The full listing, returned exactly and free of pictures, is the expected answer.

■ **EXERCISE MATERIAL**:
►

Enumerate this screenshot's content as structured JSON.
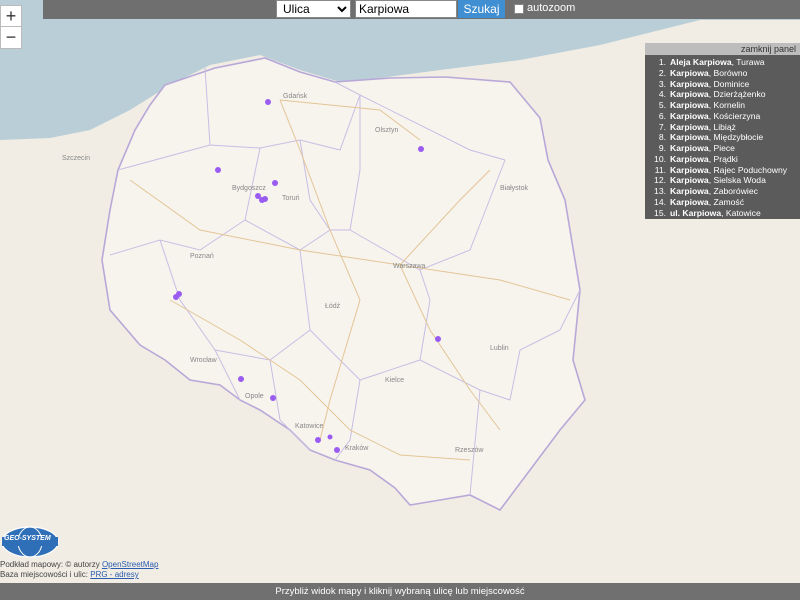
{
  "search": {
    "type_selected": "Ulica",
    "type_options": [
      "Ulica"
    ],
    "query_value": "Karpiowa",
    "button_label": "Szukaj",
    "autozoom_label": "autozoom"
  },
  "zoom": {
    "in_label": "+",
    "out_label": "−"
  },
  "panel": {
    "close_label": "zamknij panel",
    "results": [
      {
        "num": "1.",
        "name": "Aleja Karpiowa",
        "place": "Turawa"
      },
      {
        "num": "2.",
        "name": "Karpiowa",
        "place": "Borówno"
      },
      {
        "num": "3.",
        "name": "Karpiowa",
        "place": "Dominice"
      },
      {
        "num": "4.",
        "name": "Karpiowa",
        "place": "Dzierżążenko"
      },
      {
        "num": "5.",
        "name": "Karpiowa",
        "place": "Kornelin"
      },
      {
        "num": "6.",
        "name": "Karpiowa",
        "place": "Kościerzyna"
      },
      {
        "num": "7.",
        "name": "Karpiowa",
        "place": "Libiąż"
      },
      {
        "num": "8.",
        "name": "Karpiowa",
        "place": "Międzybłocie"
      },
      {
        "num": "9.",
        "name": "Karpiowa",
        "place": "Piece"
      },
      {
        "num": "10.",
        "name": "Karpiowa",
        "place": "Prądki"
      },
      {
        "num": "11.",
        "name": "Karpiowa",
        "place": "Rajec Poduchowny"
      },
      {
        "num": "12.",
        "name": "Karpiowa",
        "place": "Sielska Woda"
      },
      {
        "num": "13.",
        "name": "Karpiowa",
        "place": "Zaborówiec"
      },
      {
        "num": "14.",
        "name": "Karpiowa",
        "place": "Zamość"
      },
      {
        "num": "15.",
        "name": "ul. Karpiowa",
        "place": "Katowice"
      }
    ]
  },
  "map": {
    "colors": {
      "land": "#f3efe6",
      "sea": "#b4cad5",
      "border": "#b8a8d8",
      "road": "#e8c08a",
      "marker": "#9a5cf0"
    },
    "city_labels": [
      "Gdańsk",
      "Olsztyn",
      "Bydgoszcz",
      "Toruń",
      "Szczecin",
      "Poznań",
      "Warszawa",
      "Białystok",
      "Łódź",
      "Lublin",
      "Wrocław",
      "Opole",
      "Kielce",
      "Katowice",
      "Kraków",
      "Rzeszów"
    ]
  },
  "logo_text": "GEO-SYSTEM",
  "attribution": {
    "line1_prefix": "Podkład mapowy: © autorzy ",
    "line1_link": "OpenStreetMap",
    "line2_prefix": "Baza miejscowości i ulic: ",
    "line2_link": "PRG - adresy"
  },
  "footer_text": "Przybliż widok mapy i kliknij wybraną ulicę lub miejscowość"
}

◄

■ **RESULT FOR THIS TASK**:
Enumerate this screenshot's content as structured JSON.
{
  "search": {
    "type_selected": "Ulica",
    "type_options": [
      "Ulica"
    ],
    "query_value": "Karpiowa",
    "button_label": "Szukaj",
    "autozoom_label": "autozoom"
  },
  "zoom": {
    "in_label": "+",
    "out_label": "−"
  },
  "panel": {
    "close_label": "zamknij panel",
    "results": [
      {
        "num": "1.",
        "name": "Aleja Karpiowa",
        "place": "Turawa"
      },
      {
        "num": "2.",
        "name": "Karpiowa",
        "place": "Borówno"
      },
      {
        "num": "3.",
        "name": "Karpiowa",
        "place": "Dominice"
      },
      {
        "num": "4.",
        "name": "Karpiowa",
        "place": "Dzierżążenko"
      },
      {
        "num": "5.",
        "name": "Karpiowa",
        "place": "Kornelin"
      },
      {
        "num": "6.",
        "name": "Karpiowa",
        "place": "Kościerzyna"
      },
      {
        "num": "7.",
        "name": "Karpiowa",
        "place": "Libiąż"
      },
      {
        "num": "8.",
        "name": "Karpiowa",
        "place": "Międzybłocie"
      },
      {
        "num": "9.",
        "name": "Karpiowa",
        "place": "Piece"
      },
      {
        "num": "10.",
        "name": "Karpiowa",
        "place": "Prądki"
      },
      {
        "num": "11.",
        "name": "Karpiowa",
        "place": "Rajec Poduchowny"
      },
      {
        "num": "12.",
        "name": "Karpiowa",
        "place": "Sielska Woda"
      },
      {
        "num": "13.",
        "name": "Karpiowa",
        "place": "Zaborówiec"
      },
      {
        "num": "14.",
        "name": "Karpiowa",
        "place": "Zamość"
      },
      {
        "num": "15.",
        "name": "ul. Karpiowa",
        "place": "Katowice"
      }
    ]
  },
  "map": {
    "colors": {
      "land": "#f3efe6",
      "sea": "#b4cad5",
      "border": "#b8a8d8",
      "road": "#e8c08a",
      "marker": "#9a5cf0"
    },
    "city_labels": [
      "Gdańsk",
      "Olsztyn",
      "Bydgoszcz",
      "Toruń",
      "Szczecin",
      "Poznań",
      "Warszawa",
      "Białystok",
      "Łódź",
      "Lublin",
      "Wrocław",
      "Opole",
      "Kielce",
      "Katowice",
      "Kraków",
      "Rzeszów"
    ]
  },
  "logo_text": "GEO-SYSTEM",
  "attribution": {
    "line1_prefix": "Podkład mapowy: © autorzy ",
    "line1_link": "OpenStreetMap",
    "line2_prefix": "Baza miejscowości i ulic: ",
    "line2_link": "PRG - adresy"
  },
  "footer_text": "Przybliż widok mapy i kliknij wybraną ulicę lub miejscowość"
}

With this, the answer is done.